You will usually be seen routinely every weeks, depending on your pregnancy needs. See more about pregnancy appointments here. The Health Visiting team will also be in contact with you towards the end of your pregnancy and once your baby is born to continue your community care. Most women see a midwife by 10 weeks of pregnancy.
It is quick and takes only about 20 minutes.
Throughout your pregnancy, you will be offered a number of screening tests to check the health of you and your baby. It is your choice whether you want to have the tests and your community midwife will be able to answer any questions or concerns you have before you make a decision. During your first appointment with the midwife, we will ask your permission to take a blood and urine sample for routine screening.
This is so that we can check your blood group and also test for a variety of conditions including:.
circumstances and this will be discussed with you with your midwife at the initial appointment. At Maidstone and Tunbridge Wells NHS Trust we follow the Perinatal Institute Gap and Grow 18 – 20+6 Weeks of Pregnancy – Anomaly Scan.

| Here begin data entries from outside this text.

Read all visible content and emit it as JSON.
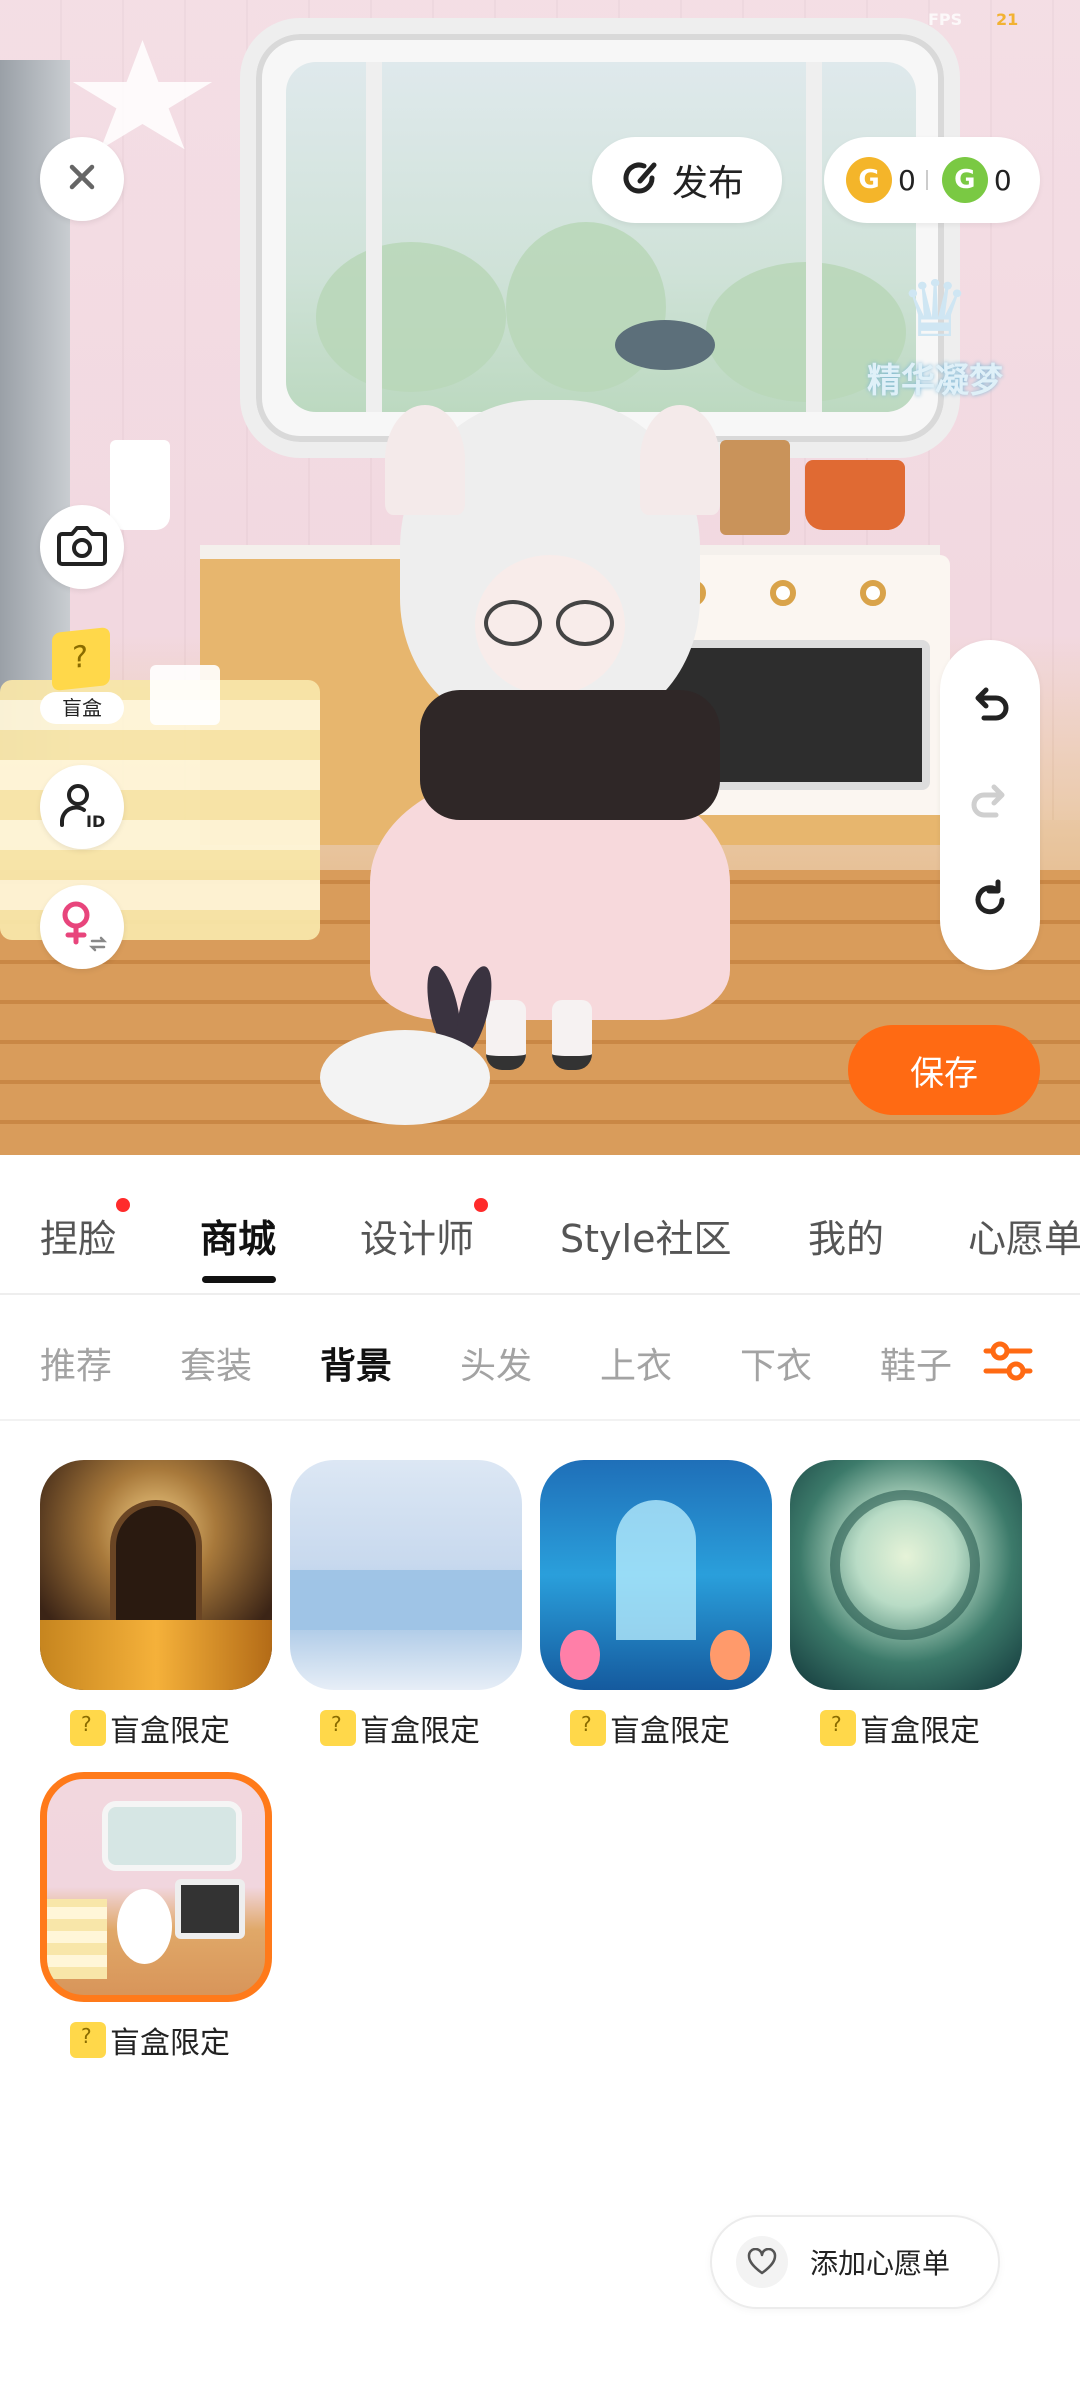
{
  "status": {
    "fps_label": "FPS",
    "fps_value": "21"
  },
  "scene": {
    "logo_text": "精华凝梦",
    "blind_box_label": "盲盒"
  },
  "top_bar": {
    "publish_label": "发布",
    "coin_gold_value": "0",
    "coin_green_value": "0",
    "coin_gold_icon": "G",
    "coin_green_icon": "G"
  },
  "save_label": "保存",
  "main_tabs": [
    {
      "label": "捏脸",
      "active": false,
      "dot": true
    },
    {
      "label": "商城",
      "active": true,
      "dot": false
    },
    {
      "label": "设计师",
      "active": false,
      "dot": true
    },
    {
      "label": "Style社区",
      "active": false,
      "dot": false
    },
    {
      "label": "我的",
      "active": false,
      "dot": false
    },
    {
      "label": "心愿单",
      "active": false,
      "dot": false
    }
  ],
  "sub_tabs": [
    {
      "label": "推荐",
      "active": false
    },
    {
      "label": "套装",
      "active": false
    },
    {
      "label": "背景",
      "active": true
    },
    {
      "label": "头发",
      "active": false
    },
    {
      "label": "上衣",
      "active": false
    },
    {
      "label": "下衣",
      "active": false
    },
    {
      "label": "鞋子",
      "active": false
    }
  ],
  "items": [
    {
      "label": "盲盒限定",
      "selected": false
    },
    {
      "label": "盲盒限定",
      "selected": false
    },
    {
      "label": "盲盒限定",
      "selected": false
    },
    {
      "label": "盲盒限定",
      "selected": false
    },
    {
      "label": "盲盒限定",
      "selected": true
    }
  ],
  "wishlist_label": "添加心愿单",
  "colors": {
    "accent": "#ff6a13",
    "selected_border": "#ff7a1a",
    "badge": "#ff2b2b"
  }
}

Skip to content. Skip to navigation. Women experiencing early pregnancy complications can be referred to either of our early pregnancy units within the Trust. Between Chelsea and Westminster Hospital and West Middlesex University Hospital we see women for ultrasound scanning and arrange on-going care if they have a problem with the pregnancy. Our team of experienced specialist nurses, sonographers and doctors provide women with a one-stop service to include:.
We operate an appointment-only system, which means women should be referred by a healthcare professional such as their GP or a doctor in the emergency department. All referrals will be triaged by clinical staff and patients will be provided with specialist care. Please note that this may not involve an ultrasound scan, if it is not appropriate. We are increasing our virtual clinic capacity where appropriate. Where a patient has been incorrectly referred to our service, we will contact the referrer via return email.

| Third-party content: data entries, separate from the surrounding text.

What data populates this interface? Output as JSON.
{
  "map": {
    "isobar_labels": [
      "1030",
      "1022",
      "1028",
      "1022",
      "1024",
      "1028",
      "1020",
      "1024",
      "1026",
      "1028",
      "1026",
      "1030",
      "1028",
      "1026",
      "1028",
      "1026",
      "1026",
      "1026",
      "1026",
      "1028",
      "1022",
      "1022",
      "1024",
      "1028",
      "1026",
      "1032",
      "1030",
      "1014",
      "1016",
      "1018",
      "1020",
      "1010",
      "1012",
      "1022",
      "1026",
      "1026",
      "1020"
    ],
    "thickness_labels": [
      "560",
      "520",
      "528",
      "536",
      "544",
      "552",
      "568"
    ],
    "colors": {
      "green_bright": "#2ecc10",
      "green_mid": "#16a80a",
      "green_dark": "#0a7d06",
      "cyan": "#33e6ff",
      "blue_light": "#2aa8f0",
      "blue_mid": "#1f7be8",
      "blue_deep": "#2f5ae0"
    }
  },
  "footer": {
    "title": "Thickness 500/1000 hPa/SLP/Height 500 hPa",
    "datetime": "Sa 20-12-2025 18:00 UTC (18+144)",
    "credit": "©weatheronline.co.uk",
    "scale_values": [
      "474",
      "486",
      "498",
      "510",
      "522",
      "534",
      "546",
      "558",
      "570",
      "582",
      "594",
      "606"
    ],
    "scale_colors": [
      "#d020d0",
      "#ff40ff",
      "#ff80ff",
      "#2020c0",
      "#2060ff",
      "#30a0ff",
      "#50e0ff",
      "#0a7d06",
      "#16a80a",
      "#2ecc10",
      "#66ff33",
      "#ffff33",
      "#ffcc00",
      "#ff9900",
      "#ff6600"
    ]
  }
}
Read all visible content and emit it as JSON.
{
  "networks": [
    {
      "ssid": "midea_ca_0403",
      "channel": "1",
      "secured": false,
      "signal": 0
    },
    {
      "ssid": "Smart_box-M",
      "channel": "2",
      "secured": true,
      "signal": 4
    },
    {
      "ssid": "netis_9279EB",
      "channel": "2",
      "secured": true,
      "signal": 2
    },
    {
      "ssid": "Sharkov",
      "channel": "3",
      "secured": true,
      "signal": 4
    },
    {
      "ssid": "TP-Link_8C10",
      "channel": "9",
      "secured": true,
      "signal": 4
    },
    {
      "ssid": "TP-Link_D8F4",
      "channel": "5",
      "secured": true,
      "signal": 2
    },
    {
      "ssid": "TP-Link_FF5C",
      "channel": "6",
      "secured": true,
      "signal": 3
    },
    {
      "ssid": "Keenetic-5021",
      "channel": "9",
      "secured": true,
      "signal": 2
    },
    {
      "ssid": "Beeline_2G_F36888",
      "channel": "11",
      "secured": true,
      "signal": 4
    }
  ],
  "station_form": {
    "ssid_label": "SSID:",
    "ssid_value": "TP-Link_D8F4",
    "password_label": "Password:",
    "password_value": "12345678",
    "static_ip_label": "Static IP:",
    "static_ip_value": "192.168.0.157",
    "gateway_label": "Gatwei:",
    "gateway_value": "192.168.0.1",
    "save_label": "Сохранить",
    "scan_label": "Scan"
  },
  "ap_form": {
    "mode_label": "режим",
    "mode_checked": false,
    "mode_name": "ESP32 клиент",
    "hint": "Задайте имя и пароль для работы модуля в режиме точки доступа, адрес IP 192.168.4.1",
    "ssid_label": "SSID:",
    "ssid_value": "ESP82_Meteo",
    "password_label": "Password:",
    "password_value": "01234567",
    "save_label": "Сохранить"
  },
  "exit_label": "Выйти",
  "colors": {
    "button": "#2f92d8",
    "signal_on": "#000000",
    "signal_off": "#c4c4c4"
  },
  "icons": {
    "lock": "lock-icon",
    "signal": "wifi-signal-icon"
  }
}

We are also mindful that hospital contact with pregnant women should be only when absolutely necessary.